- 3 cups water
- 1½ tbsp oil
- 2 tbsp brown sugar
- ⅓ cup ketchup
- 2 pimento (or pepper of choice like scotch bonnet)
- 2 tbsp chadon beni (culantro)
- 1 large onion
- 3 cloves garlic
- 1 large carrot
- 2 tbsp cilantro (celery)
- 1½ cups parboiled rice (or rice of choice like basmati)
- 1 tsp salt
- 3 cups water
- 1½ tbsp butter
- 2 tbsp chives
- Remove fatty tissue from the cut-up chicken pieces. Wash the meat.
- Rub flour into the chicken. Scrape off any slime.
- Rinse the meat again and drain.
- Mix in green seasoning and salt.
- Cover and refrigerate overnight (or at least 4 hours).
Cook pigeon peas
- Place a small pot on the stove on medium heat.
- Add water and green pigeon peas.
- Leave to boil until the peas are cooked (about 20 minutes).
- Strain and set aside.
Make coconut milk
- Crack open a brown coconut.
- Remove the white coconut flesh from half of the coconut.
- Add the coconut flesh and water to a blender.
- Blend until smooth.
- Strain the mixture for pure coconut milk.
- Set aside.
- Wash, peel and chop onion and garlic.

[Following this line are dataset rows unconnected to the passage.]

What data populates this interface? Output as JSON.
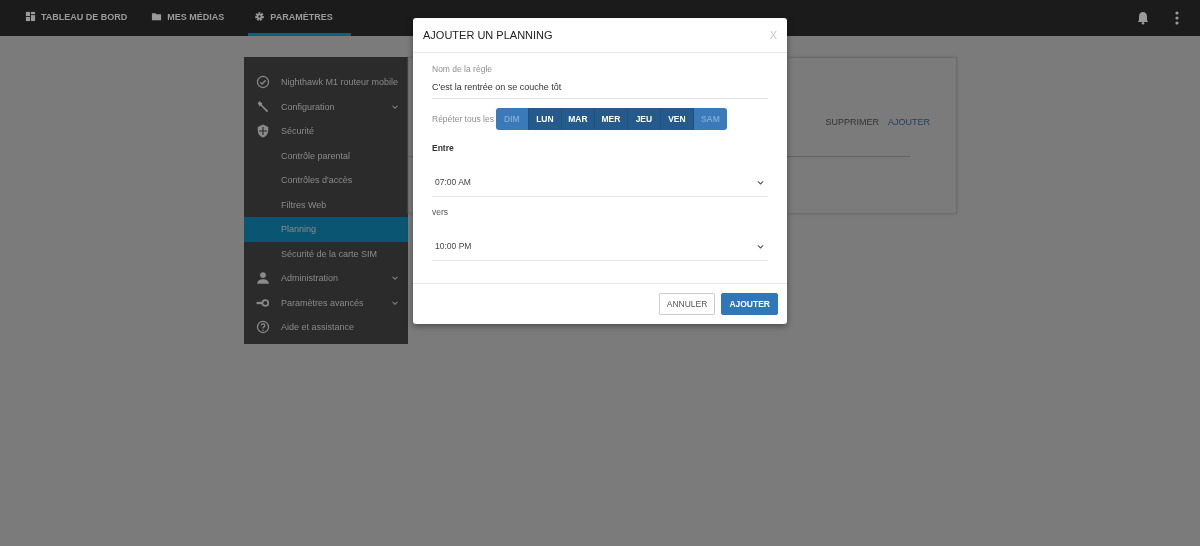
{
  "top_nav": {
    "tabs": [
      {
        "label": "TABLEAU DE BORD",
        "selected": false
      },
      {
        "label": "MES MÉDIAS",
        "selected": false
      },
      {
        "label": "PARAMÈTRES",
        "selected": true
      }
    ]
  },
  "sidebar": {
    "items": [
      {
        "label": "Nighthawk M1 routeur mobile"
      },
      {
        "label": "Configuration",
        "expanded": false
      },
      {
        "label": "Sécurité",
        "expanded": true,
        "children": [
          {
            "label": "Contrôle parental",
            "selected": false
          },
          {
            "label": "Contrôles d'accès",
            "selected": false
          },
          {
            "label": "Filtres Web",
            "selected": false
          },
          {
            "label": "Planning",
            "selected": true
          },
          {
            "label": "Sécurité de la carte SIM",
            "selected": false
          }
        ]
      },
      {
        "label": "Administration",
        "expanded": false
      },
      {
        "label": "Paramètres avancés",
        "expanded": false
      },
      {
        "label": "Aide et assistance"
      }
    ]
  },
  "content": {
    "actions": [
      "SUPPRIMER",
      "AJOUTER"
    ]
  },
  "dialog": {
    "title": "AJOUTER UN PLANNING",
    "close": "X",
    "rule_name": {
      "label": "Nom de la règle",
      "value": "C'est la rentrée on se couche tôt"
    },
    "repeat": {
      "label": "Répéter tous les",
      "days": [
        {
          "label": "DIM",
          "selected": false
        },
        {
          "label": "LUN",
          "selected": true
        },
        {
          "label": "MAR",
          "selected": true
        },
        {
          "label": "MER",
          "selected": true
        },
        {
          "label": "JEU",
          "selected": true
        },
        {
          "label": "VEN",
          "selected": true
        },
        {
          "label": "SAM",
          "selected": false
        }
      ]
    },
    "between_label": "Entre",
    "start": "07:00 AM",
    "to_label": "vers",
    "end": "10:00 PM",
    "buttons": [
      {
        "label": "ANNULER",
        "kind": "secondary"
      },
      {
        "label": "AJOUTER",
        "kind": "primary"
      }
    ]
  }
}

Dice the pepper.
- Wash and chop carrots into chunks.
- Wash the rice several times until the water runs clear.
- Wash and finely chop the chadon beni, cilantro and chives.
- Place a large pot on medium heat. Allow to heat up.
- Add oil and leave for 1 to 2 minutes.
- Sprinkle in brown sugar.
- Leave sugar to caramelize and become frothy.
- Stir occasionally to ensure even heating (about 3 to 5 minutes).
- Once sugar darkens (it may smoke too), stir in the ketchup.
- Add the seasoned chicken pieces.
- Mix to coat the chicken.
- Add the pimento and chadon beni.
- Lower the heat. Cook for 10 minutes (uncovered).
- Once the liquid has mostly boiled off, toss in the onion, garlic, carrot, 1 tbsp of celery and cooked pigeon peas.
- Mix and cook for about 5 minutes.
- Stir in the washed rice. Cook for about 3 minutes.
- Add the coconut milk and water.
- Cook on low for 30 minutes. Stir occasionally.
- Add butter, chives and remaining celery. Stir.
- Cook for another 10 to 15 minutes or until the liquid has boiled off and the rice is cooked.
- Serve hot.
- Substitute green pigeon peas for canned green or brown pigeon peas. No pre-boiling will be necessary, saving you time. The canned peas can be rinsed and added to the pelau when the rice and other ingredients are added.
- Substitute fresh coconut milk for canned coconut milk. Or mix about 6 tbsp of coconut milk powder with 3 cups of water.
- In place of caramelizing the sugar, add 2 tbsp of browning and 1/3 cup ketchup to the seasoning chicken pieces. So, once the pot and oil are hot, add the meat, pimento and chadon beni to the pot and cook until the liquid has mostly boiled off.